On Wednesday, SB Nation published a feature by Jon Bois called The NFL Combine's New Wonderlic Test, Designed To Measure Grown-Ass Adulthood. As the title suggests -- and the ensuing article confirms -- it was a work of parody, something that Wonderlic's legal team ignored with their claim of intellectual property infringement. Here's the crux of the nastygram sent by their lawyer, David W. Arnold (the "W" is for Willis, awesomely enough).
In reviewing the article, it is obvious that a reasonable reader my [sic] conclude that this test is a Wonderlic product, which obviously is not the case.
So if Bois' test is "obviously" not a Wonderlic product, then a reasonable reader certainly wouldn't confuse it for one. ("Case dismissed!" -- Every simpleton who never even took Introduction to Logic in college.)

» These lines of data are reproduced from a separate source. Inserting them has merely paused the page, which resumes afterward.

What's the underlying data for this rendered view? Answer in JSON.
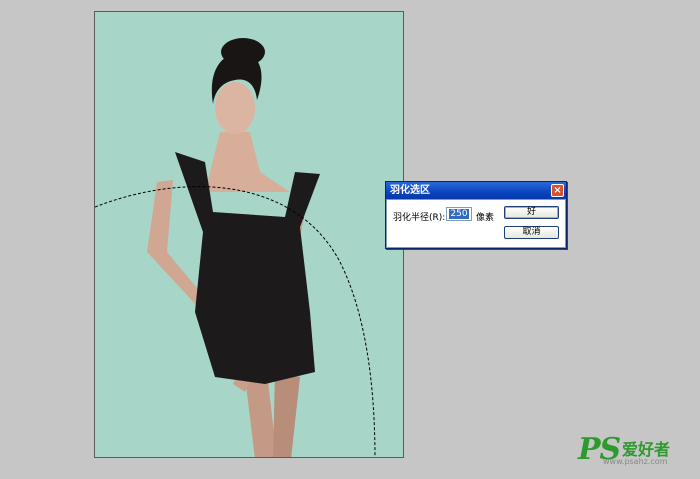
{
  "dialog": {
    "title": "羽化选区",
    "close_icon": "×",
    "radius_label": "羽化半径(R):",
    "radius_value": "250",
    "unit": "像素",
    "ok_label": "好",
    "cancel_label": "取消"
  },
  "watermark": {
    "brand": "PS",
    "brand_cn": "爱好者",
    "url": "www.psahz.com"
  },
  "colors": {
    "canvas_bg": "#a7d6c9",
    "workspace_bg": "#c6c6c6",
    "brand": "#2e9a2e"
  }
}
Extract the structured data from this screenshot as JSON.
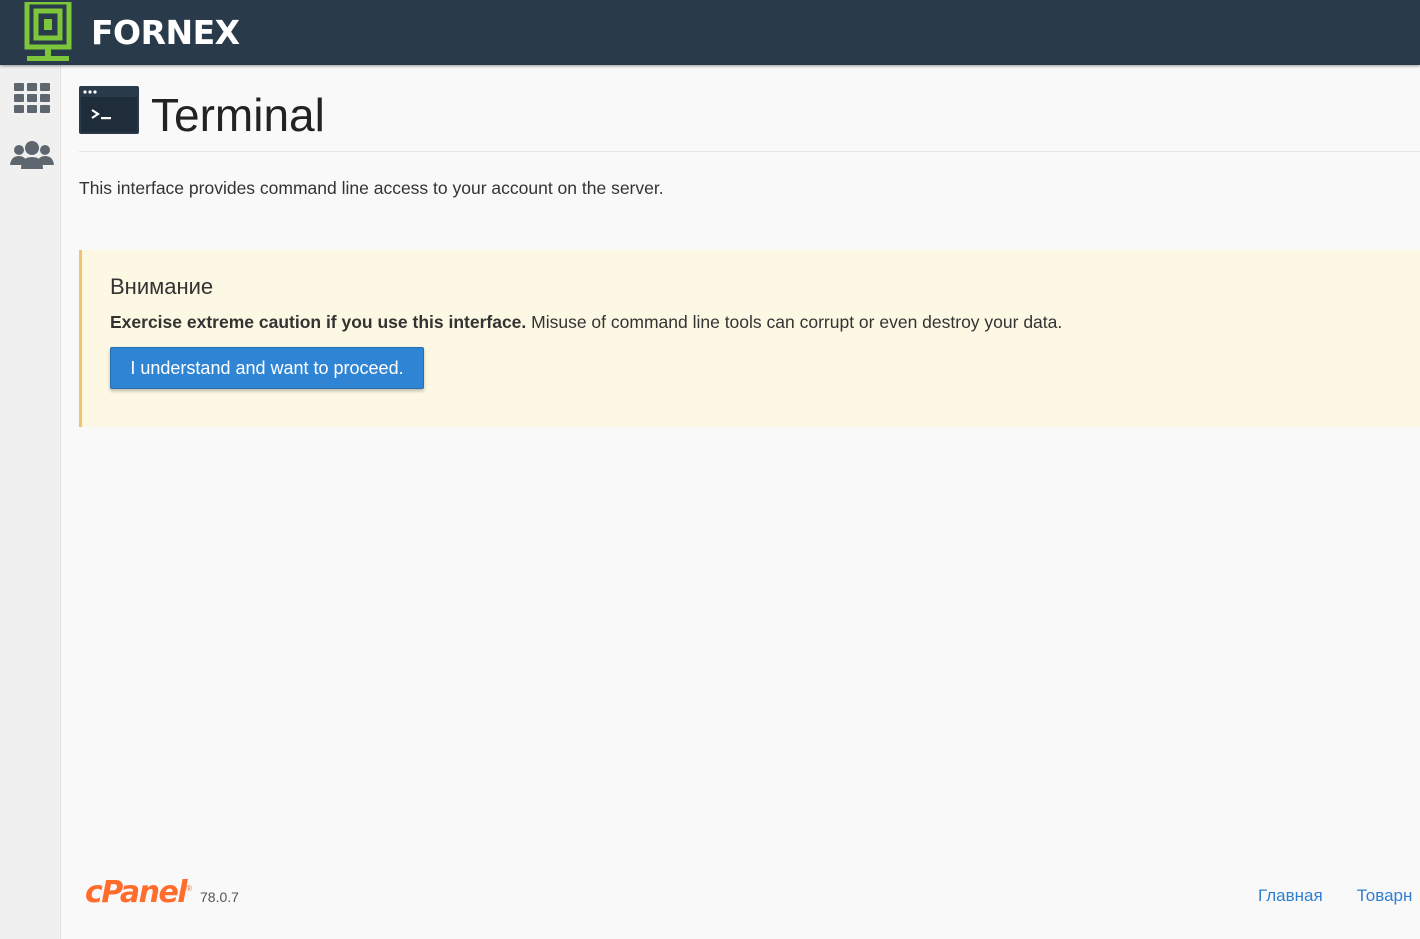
{
  "brand": {
    "name": "FORNEX",
    "logo_color": "#7dc53a",
    "header_bg": "#293a4a"
  },
  "sidebar": {
    "items": [
      {
        "icon": "grid-apps-icon",
        "label": ""
      },
      {
        "icon": "users-group-icon",
        "label": ""
      }
    ]
  },
  "page": {
    "title": "Terminal",
    "icon": "terminal-icon",
    "description": "This interface provides command line access to your account on the server."
  },
  "alert": {
    "title": "Внимание",
    "bold_text": "Exercise extreme caution if you use this interface.",
    "text": " Misuse of command line tools can corrupt or even destroy your data.",
    "button_label": "I understand and want to proceed.",
    "bg_color": "#fcf8e3",
    "button_color": "#3084d4"
  },
  "footer": {
    "logo_text": "cPanel",
    "version": "78.0.7",
    "links": [
      "Главная",
      "Товарн"
    ],
    "logo_color": "#ff6c2c"
  }
}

Listen, we at SB Nation respect intellectual property, and that's why Bois has appended his post with a clarification stating that his test -- which included a "Dishwasher-safe Shrek 3 cup you got from Taco Bell" as a possible answer -- is not an actual Wonderlic product.
But there's something troubling about this habit of companies siccing their lawyers at the Internet any time a small-time comedian creates something original and funny and, yes, parodical. Parody has time and again been protected by U.S. courts at all levels, even if (and especially when) the parody is crude. Notable examples include Carol Burnett losing her suit against the TV show Family Guy, Campbell v. Acuff-Rose Music, Walt Disney Productions v. Air Pirates, and of course Hustler Magazine v. Falwell.
I'm familiar with these cases because last fall, NFL wide receiver Bernard Berrian and his PR and legal teams tried to bully me into removing a satirical post I wrote for the NFL humor blog Kissing Suzy Kolber. The result after I hired a lawyer? The post still exists online, Berrian is no longer on an NFL team, and his PR rep now has a private twitter account. Don't step to the Internet, y'all.
But we at SB Nation wish to avoid that kind of ugliness at all costs. That's why I've developed some ideas for new Wonderlic tests that I'm offering to the company free of charge. Yes, COMPLETELY FREE! It's not the best business move on my part, but I hope that this humble offering can heal the wounds caused by our rogue satirists.
We're EVER so sorry, Wonderlic! If you should take objection to this post as well, I will happily continue to write about it in a public forum. No such thing as bad publicity, right?